Iffy for 15+

A boxing comedy with a potty mouth and warm heart.

What Parents Need to Know

Parents need to know that, like Billy Elliot, this is a film full of strong language that their kids have probably already heard elsewhere -- and a positive message that they should hear, too. Most of the movie's violence is in the context of boxing, which is depicted without glamour or gore as an athletic competition with rules and regulations. There's some drinking and kissing, but really the main content issue here is the language. That said, while the language is rude and pervasive (expect everything from "f--k" to "gay" and more), the film's characters and message -- work hard for your dreams -- are surprisingly positive.

  • Families can talk about the nature of boxing movies. What do they often have in common? How is this one different? Does the fact that it's a comedy instead of a drama change the messages it sends? If so, how? Families can also discuss the kind of hard work and sacrifice that following your dreams can truly require.

The good stuff
  • message true0

    Messages: A clearly racist bully refers to Nicaraguan characters as "beaners" and "wetbacks." A discussion of "going Dutch" for a date leads to a riff about how the Dutch "must be cheap bastards if that what's they're known for." Brief contextual discussions of the difference between Caucasian and African-American athletes. Carolla's character's work to make it to the Olympic boxing trials is shown in detail, and the effort required to fulfill that dream (impractical as it may be) is evident throughout.

What to watch for
  • violence false3

    Violence: Many boxing matches, including knockouts; some blood and bleeding. Outside of the ring, an angry man takes swings at a dodging Carolla, and one punch is delivered to a deserving bully's jaw. The delineation between the athletic pursuit of boxing and fighting outside the ring is clear.

  • sex false0

    Sex: Discussion of the idea that boxers should abstain from sex during training; some joking references to sexual potency (here called "chi"). Some kissing as part of a romantic relationship. The affection and care between Carolla and Juergensen's characters is a real part of their relationship.

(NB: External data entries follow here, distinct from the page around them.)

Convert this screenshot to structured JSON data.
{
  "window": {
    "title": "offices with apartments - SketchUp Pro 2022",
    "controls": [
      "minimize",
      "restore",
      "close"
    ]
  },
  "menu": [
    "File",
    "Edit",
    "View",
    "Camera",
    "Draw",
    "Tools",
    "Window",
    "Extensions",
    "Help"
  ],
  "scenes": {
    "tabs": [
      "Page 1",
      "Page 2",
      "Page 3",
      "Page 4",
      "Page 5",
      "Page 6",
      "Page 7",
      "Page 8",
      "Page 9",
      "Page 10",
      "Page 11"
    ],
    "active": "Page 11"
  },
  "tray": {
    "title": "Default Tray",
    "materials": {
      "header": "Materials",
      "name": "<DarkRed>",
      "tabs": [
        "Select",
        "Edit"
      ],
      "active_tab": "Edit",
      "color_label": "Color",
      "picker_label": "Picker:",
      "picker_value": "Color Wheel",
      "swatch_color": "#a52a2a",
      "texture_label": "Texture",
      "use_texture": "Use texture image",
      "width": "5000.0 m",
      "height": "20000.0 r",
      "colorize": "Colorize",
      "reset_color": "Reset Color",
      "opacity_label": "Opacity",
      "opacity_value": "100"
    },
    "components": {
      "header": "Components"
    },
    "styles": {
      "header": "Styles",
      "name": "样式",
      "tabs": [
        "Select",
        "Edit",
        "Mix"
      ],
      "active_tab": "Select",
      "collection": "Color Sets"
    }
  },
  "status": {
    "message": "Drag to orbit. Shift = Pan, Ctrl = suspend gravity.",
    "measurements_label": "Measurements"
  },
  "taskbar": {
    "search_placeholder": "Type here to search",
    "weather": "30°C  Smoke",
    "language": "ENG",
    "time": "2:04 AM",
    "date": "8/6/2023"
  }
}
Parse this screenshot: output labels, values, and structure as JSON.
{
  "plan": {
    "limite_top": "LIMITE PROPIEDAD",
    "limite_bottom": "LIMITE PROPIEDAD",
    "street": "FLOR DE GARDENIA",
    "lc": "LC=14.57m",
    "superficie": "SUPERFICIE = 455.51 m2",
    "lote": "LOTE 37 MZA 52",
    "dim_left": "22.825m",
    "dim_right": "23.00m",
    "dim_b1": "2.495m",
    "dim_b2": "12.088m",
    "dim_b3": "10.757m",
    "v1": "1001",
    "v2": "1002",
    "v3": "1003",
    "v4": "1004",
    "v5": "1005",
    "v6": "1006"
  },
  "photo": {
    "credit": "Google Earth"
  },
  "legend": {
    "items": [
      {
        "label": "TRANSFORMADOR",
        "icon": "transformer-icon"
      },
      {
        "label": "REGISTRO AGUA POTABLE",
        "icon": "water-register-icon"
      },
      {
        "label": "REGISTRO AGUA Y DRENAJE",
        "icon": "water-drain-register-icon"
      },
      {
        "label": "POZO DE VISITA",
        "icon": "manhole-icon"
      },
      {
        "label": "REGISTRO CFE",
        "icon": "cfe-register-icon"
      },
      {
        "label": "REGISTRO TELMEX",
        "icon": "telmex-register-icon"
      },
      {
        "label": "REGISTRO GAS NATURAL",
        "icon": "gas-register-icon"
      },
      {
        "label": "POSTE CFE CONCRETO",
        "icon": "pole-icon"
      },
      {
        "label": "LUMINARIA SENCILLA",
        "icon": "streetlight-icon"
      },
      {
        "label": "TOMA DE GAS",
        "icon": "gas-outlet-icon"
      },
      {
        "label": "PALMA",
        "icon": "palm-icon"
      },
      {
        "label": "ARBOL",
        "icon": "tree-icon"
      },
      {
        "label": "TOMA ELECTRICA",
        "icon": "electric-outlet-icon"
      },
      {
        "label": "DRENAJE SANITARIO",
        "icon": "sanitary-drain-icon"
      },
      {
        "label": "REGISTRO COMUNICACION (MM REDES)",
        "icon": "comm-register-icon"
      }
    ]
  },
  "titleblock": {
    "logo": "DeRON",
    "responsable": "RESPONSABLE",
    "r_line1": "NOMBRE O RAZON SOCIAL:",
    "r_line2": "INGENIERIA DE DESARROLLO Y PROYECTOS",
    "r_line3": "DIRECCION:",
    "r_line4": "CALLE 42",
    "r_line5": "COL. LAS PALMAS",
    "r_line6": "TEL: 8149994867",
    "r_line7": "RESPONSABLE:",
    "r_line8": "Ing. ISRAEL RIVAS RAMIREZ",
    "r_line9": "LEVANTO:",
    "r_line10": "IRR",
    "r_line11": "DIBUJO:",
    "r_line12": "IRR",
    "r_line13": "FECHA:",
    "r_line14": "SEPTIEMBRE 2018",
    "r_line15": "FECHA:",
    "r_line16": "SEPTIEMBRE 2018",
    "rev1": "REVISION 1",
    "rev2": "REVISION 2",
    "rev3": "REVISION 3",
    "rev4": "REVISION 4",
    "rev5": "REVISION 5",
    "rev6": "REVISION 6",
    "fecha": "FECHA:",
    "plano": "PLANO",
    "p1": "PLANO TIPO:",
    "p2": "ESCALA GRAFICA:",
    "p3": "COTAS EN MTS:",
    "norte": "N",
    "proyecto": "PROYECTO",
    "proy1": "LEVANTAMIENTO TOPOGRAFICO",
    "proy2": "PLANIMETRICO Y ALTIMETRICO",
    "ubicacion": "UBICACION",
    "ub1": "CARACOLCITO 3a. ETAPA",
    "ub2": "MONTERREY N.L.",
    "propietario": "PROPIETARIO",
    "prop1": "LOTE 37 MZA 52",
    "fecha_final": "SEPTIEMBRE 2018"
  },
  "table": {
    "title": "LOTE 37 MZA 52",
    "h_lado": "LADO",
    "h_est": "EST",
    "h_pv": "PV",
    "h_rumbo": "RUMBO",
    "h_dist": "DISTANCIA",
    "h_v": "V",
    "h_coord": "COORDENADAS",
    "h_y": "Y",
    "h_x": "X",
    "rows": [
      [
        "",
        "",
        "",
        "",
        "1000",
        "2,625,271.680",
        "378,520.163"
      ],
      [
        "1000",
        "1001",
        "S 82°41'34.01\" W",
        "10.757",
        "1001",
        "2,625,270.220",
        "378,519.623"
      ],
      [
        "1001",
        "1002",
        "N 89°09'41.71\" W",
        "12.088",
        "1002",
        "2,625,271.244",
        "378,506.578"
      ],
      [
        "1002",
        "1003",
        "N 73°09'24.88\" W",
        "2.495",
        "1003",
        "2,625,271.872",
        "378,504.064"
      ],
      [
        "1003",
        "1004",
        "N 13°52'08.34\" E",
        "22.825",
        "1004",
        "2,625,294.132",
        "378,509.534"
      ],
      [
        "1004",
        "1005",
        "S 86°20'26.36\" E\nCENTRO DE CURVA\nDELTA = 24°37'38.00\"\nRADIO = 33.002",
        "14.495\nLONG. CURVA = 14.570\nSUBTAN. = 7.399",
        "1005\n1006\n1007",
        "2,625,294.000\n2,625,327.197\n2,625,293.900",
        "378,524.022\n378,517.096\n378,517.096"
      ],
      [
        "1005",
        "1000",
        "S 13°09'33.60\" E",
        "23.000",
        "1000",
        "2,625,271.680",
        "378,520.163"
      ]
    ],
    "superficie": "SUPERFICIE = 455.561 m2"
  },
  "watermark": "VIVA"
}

  • language false5

    Language: Pervasive, including several "f---"s and one "motherf---er" also "goddamn," "bitch," "gay" (as a descriptive, but not a pejorative), "balls," "crappy," "piece of s--t," "dips--t," "p---y," "a--hole," "whore," and many others.

  • consumerism false3

    Consumerism: Some logos visible, including Mikita power tools, Tecate beer, and Orchard Home Supply, as well as Everlast and other athletic equipment suppliers.

  • drugsalcoholtobacco false3

    Drinking, drugs and smoking: Some discussion of "crack whores" and "methheads" Carolla's character drinks to excess one time, with clear and vulgar ramifications (hangover-induced vomiting).